Reaching out was the one thing she remembered. She'd opened her eyes, and the car had felt close and cozy. She hadn't considered why. She faced the right window. The sky beyond was bright blue, and a small piece of the glass had been ripped away, right at the corner. The rest was held together by an endless network of cracks, and it looked like cheap plastic, and, dreamy, she wanted to reach out and see if she could crinkle it. And as she stretched her arm, she saw the ragged gash on her hand and a dark marble of blood rolled down her skin towards her. And the memory ended, like a TV changing channels. She couldn't remember if anything had hurt.
She caught her breath when they reached the top of the hill. It was her favorite place in Inaba, and she thought she remembered Kanji saying it was his too. Or maybe he hadn't, and she knew anyway. She kept walking, strides quick and hard, right to the fence. The hill was almost a cliff. Its slope was steep, muddy after rain, lush with plants and slim trees.
Her bottom sheet rumpled as she arched her fingers over it, then rolled to her side and waited to feel something. Loss, regret, residual fear - each passed through her mind without taking hold. She ran her gaze over her arm, trying to imagine the blood, looking for a scar that hadn't been there for years.
She pulled to a stop at the fence, then dropped down, knees folding up to her chest. Staring ahead, not acknowledging Kanji as he stood next to her, watching, waiting for one of those explanations she was so good at. Then he sat, leaning his elbows on the rough bottom rung of the fence, legs bent down over the slope.
She wanted to think he didn't expect her to talk, because she wouldn't. It would be better if he just left. No way to tell him that, not without speaking. Swallowing, she folded her arms on her knees, dropped her forehead to them. She wasn't crying. She just needed the quiet and darkness, the solace of being alone.

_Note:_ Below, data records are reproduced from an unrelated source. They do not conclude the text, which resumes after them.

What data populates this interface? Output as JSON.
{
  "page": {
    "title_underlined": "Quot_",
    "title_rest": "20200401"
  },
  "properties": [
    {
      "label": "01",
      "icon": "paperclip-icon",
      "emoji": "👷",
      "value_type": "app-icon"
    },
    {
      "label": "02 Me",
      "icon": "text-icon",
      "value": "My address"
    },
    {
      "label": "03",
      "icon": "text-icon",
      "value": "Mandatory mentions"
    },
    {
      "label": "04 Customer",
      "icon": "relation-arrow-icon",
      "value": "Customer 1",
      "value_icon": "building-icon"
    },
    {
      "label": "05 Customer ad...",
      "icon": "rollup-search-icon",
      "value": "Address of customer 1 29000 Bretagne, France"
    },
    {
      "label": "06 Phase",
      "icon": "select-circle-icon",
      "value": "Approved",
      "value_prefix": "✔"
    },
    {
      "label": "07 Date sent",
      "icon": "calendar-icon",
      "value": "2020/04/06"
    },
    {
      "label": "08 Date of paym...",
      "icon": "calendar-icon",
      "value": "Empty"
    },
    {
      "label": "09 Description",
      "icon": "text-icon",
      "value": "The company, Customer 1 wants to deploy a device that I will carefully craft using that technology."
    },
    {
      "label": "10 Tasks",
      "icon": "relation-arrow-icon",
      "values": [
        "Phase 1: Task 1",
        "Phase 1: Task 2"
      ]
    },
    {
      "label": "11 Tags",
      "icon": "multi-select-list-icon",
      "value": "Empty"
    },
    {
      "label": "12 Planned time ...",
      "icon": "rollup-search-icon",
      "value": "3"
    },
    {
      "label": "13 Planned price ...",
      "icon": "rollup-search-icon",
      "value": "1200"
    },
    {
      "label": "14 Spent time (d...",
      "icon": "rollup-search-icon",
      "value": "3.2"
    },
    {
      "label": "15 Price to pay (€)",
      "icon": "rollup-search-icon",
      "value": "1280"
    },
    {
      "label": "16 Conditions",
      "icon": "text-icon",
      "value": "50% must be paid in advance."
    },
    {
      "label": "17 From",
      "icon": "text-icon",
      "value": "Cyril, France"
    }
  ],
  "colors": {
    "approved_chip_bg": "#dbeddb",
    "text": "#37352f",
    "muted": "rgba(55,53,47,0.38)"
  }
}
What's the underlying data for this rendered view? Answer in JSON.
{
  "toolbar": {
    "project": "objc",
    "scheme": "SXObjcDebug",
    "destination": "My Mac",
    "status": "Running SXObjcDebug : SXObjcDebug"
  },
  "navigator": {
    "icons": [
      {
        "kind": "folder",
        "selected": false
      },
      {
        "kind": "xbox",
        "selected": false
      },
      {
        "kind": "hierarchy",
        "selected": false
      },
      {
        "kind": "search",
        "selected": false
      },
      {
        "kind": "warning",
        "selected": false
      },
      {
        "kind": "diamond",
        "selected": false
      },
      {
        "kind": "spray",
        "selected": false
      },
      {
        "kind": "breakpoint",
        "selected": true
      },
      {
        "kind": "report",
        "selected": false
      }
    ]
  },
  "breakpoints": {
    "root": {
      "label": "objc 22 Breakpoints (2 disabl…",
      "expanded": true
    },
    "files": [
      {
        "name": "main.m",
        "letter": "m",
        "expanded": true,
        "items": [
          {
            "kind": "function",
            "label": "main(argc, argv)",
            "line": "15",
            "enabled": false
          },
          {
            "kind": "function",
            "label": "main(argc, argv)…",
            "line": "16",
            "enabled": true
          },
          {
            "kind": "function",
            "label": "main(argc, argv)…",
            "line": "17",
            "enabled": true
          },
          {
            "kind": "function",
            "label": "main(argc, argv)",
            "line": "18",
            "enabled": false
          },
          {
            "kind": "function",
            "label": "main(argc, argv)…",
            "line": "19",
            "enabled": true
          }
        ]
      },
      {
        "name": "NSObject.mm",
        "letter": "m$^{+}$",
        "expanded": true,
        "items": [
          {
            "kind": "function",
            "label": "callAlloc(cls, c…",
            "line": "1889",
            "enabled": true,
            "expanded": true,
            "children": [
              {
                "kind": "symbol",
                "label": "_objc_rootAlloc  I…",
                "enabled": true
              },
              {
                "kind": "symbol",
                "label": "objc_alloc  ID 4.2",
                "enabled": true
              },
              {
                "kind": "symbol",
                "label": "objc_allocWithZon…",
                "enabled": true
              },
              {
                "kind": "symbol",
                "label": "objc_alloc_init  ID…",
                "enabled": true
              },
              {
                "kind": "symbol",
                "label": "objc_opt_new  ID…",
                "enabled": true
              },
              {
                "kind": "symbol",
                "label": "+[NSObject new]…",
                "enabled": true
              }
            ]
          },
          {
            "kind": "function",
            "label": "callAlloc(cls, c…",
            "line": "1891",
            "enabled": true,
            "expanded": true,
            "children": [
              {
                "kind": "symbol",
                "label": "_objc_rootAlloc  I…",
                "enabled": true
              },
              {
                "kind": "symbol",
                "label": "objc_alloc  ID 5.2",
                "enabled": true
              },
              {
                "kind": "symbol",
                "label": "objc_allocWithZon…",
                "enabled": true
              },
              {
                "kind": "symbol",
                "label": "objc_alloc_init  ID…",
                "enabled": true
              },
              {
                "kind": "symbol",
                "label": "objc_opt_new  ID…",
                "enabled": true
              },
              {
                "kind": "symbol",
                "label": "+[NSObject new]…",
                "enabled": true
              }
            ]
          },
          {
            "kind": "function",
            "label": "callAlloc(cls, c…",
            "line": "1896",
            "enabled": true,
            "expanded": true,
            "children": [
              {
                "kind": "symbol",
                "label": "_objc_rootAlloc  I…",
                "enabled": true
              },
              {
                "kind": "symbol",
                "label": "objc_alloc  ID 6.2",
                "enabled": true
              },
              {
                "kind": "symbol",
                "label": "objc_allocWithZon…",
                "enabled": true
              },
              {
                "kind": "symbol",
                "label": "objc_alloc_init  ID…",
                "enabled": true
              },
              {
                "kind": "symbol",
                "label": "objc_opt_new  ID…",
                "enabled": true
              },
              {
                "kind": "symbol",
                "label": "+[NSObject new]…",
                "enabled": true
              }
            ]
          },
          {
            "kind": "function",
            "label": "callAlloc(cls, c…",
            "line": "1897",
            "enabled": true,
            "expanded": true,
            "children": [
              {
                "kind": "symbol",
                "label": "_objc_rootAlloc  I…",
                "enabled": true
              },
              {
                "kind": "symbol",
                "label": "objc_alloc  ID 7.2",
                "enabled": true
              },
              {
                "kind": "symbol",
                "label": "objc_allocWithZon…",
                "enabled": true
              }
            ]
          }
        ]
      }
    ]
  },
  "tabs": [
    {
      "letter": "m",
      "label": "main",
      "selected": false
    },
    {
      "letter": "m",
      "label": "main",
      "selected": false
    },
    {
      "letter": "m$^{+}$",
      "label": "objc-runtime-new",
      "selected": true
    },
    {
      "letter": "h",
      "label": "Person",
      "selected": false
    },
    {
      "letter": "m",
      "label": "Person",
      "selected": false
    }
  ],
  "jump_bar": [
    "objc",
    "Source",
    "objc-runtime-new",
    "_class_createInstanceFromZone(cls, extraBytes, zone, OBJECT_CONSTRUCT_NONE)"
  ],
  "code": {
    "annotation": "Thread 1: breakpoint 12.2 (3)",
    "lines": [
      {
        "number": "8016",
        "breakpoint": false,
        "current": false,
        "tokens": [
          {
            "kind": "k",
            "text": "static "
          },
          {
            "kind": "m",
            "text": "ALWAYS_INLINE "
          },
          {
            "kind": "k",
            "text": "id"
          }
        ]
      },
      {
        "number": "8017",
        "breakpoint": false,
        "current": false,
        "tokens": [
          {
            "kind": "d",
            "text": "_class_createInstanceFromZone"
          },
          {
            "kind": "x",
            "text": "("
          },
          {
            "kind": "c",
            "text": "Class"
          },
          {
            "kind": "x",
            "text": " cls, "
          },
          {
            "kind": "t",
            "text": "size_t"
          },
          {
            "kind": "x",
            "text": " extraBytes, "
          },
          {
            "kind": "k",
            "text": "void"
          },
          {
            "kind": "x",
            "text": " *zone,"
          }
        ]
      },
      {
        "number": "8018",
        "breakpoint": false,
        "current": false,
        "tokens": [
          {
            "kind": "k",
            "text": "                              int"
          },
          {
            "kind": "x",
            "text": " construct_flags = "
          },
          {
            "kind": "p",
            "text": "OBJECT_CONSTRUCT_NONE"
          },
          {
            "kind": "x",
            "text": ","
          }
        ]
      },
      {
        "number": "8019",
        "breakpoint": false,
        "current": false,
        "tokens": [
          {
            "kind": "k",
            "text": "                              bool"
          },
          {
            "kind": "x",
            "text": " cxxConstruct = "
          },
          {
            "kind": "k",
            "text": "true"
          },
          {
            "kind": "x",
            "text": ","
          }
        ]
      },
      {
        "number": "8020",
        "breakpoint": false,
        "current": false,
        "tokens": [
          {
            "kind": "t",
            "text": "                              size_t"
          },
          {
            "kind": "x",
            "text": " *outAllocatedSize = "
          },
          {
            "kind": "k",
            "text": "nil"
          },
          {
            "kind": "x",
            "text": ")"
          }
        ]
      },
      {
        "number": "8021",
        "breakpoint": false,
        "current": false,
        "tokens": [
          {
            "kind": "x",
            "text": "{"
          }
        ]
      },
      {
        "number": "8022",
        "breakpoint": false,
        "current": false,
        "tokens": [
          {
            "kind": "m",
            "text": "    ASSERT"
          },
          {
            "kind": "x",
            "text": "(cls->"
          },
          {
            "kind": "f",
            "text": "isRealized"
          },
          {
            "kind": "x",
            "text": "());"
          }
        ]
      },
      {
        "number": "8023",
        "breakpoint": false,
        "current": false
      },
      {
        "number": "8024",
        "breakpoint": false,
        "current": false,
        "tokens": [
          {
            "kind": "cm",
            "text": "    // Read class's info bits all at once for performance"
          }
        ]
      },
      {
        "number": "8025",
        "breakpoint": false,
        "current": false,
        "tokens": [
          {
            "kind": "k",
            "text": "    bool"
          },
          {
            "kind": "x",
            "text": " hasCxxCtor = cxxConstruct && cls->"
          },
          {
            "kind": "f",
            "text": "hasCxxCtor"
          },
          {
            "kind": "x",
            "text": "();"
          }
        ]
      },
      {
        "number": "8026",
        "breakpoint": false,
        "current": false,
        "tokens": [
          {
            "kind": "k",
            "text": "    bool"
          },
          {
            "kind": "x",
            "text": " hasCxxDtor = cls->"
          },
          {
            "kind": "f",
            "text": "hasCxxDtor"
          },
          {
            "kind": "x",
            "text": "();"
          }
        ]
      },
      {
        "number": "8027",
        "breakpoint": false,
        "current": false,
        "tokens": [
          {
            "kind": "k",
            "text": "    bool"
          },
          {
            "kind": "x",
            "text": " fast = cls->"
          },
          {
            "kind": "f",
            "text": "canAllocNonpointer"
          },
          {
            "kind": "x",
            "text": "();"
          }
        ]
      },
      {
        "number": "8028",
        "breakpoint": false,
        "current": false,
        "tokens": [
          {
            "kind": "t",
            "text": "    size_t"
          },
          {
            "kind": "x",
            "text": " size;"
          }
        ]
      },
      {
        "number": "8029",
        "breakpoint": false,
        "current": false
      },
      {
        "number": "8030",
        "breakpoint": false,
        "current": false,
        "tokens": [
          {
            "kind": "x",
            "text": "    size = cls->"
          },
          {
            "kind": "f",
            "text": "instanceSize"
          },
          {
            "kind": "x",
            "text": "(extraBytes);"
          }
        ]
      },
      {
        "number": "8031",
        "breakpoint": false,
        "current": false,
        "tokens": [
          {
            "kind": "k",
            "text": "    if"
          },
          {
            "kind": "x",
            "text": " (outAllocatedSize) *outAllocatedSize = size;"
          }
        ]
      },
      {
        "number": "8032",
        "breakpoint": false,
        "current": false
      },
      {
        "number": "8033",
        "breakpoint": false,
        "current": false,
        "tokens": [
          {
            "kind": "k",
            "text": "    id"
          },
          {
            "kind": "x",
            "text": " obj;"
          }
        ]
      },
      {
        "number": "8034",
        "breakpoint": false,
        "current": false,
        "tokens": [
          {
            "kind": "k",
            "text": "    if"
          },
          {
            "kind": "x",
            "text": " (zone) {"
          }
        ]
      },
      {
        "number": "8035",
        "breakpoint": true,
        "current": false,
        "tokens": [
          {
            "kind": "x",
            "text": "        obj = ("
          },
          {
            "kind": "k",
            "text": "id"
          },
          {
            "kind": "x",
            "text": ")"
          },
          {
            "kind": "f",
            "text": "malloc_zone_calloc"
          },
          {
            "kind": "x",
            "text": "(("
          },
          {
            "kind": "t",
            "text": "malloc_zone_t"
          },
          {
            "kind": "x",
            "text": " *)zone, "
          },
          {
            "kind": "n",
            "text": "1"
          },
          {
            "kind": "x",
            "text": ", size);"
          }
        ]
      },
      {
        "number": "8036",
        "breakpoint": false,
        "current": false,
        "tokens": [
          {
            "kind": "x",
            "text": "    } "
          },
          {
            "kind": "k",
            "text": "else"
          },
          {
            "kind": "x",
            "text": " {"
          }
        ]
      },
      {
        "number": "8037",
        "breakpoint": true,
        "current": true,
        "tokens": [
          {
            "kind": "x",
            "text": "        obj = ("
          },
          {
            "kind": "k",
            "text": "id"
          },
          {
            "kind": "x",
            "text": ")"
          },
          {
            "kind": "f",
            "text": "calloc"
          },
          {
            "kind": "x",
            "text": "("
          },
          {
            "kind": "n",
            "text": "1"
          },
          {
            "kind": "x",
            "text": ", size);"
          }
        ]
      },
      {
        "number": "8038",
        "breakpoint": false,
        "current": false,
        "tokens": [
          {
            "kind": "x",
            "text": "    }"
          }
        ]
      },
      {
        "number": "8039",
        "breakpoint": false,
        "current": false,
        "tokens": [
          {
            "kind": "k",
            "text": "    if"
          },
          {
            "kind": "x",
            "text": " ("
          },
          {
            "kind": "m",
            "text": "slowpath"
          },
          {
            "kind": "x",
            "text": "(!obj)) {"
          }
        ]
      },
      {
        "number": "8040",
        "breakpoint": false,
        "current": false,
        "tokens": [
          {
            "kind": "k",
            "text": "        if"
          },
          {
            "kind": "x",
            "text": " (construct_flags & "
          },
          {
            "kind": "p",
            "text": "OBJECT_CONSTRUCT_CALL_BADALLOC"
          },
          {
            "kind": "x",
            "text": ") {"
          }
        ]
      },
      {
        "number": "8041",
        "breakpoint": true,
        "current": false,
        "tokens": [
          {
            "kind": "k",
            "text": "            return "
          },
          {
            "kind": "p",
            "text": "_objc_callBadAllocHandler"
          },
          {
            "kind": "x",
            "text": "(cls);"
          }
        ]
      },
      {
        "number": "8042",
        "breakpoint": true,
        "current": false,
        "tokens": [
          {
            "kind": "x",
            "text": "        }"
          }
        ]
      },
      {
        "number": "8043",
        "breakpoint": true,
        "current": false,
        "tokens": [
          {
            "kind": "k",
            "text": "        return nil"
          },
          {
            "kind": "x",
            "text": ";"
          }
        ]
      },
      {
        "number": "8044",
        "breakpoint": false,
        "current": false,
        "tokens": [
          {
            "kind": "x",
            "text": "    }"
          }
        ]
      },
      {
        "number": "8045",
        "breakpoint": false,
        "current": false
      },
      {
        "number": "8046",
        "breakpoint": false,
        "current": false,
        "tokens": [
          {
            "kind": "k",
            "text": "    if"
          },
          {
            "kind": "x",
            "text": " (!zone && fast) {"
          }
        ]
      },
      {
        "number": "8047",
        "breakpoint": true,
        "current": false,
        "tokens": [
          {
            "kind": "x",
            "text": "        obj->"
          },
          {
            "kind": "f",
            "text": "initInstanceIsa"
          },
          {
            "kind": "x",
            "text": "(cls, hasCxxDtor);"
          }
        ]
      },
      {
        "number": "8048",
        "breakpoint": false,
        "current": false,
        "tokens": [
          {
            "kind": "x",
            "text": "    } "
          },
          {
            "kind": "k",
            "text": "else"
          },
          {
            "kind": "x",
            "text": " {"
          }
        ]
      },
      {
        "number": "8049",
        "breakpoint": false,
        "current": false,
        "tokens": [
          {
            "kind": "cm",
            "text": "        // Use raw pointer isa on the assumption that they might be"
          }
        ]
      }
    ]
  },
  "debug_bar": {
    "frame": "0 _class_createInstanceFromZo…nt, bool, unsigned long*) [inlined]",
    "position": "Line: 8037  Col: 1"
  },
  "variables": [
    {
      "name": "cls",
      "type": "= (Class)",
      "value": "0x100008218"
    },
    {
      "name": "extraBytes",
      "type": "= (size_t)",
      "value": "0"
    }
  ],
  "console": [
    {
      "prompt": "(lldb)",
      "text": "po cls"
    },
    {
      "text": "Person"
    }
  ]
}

When speaking of her parents, she knew the lack, the gap her parents' deaths had opened between her and her peers. Whenever Yosuke complained of his parents' interference, Naoto wanted to cut him off, remind him of what exactly he still had, what he must lose someday. But she didn't, because taking his parents for granted was a luxury, and who was she to open Yosuke's eyes to that? Souji, who saw so little of his parents, might have an inkling of what she felt. But he still had the assurance that they were alive, that he could call them if he ever needed to hear their voices. Kanji, having lost his father, could come closest to what she felt, but he had vivid memories of the day his father died and ragged pain he would never let heal. What would he think if he knew how little she remembered her parents?
How, in the car, with their bodies inches from her, she hadn't thought of them.
On the hill, in front of someone, she'd slumped to her side, she could vaguely remember it now. It wasn't like fainting or falling asleep, just giving up. Except that she hadn't given up, because this was only for a moment.
She opened her eyes, Inaba and the surrounding mountains blue and hazy from distance. His fingertips were on her face, light and uncertain, following the line of her eye down her cheekbone, like tear trails. She blinked. His fingers paused as her eyes opened, but she didn't look up at him. She closed her eyes, and he stroked her face again, fingers sliding to the edge of her lips. She looked ridiculous, and she couldn't make herself move. There was no point in crying, no point in pulling away from him. She felt his right leg shift against her hip, wondered if he was uncomfortable. She wasn't comfortable, his leg digging into her cheek, her fingers too tight on his knee. It was only for a moment anyway. She'd never do it again.
She waited for the tears to stop.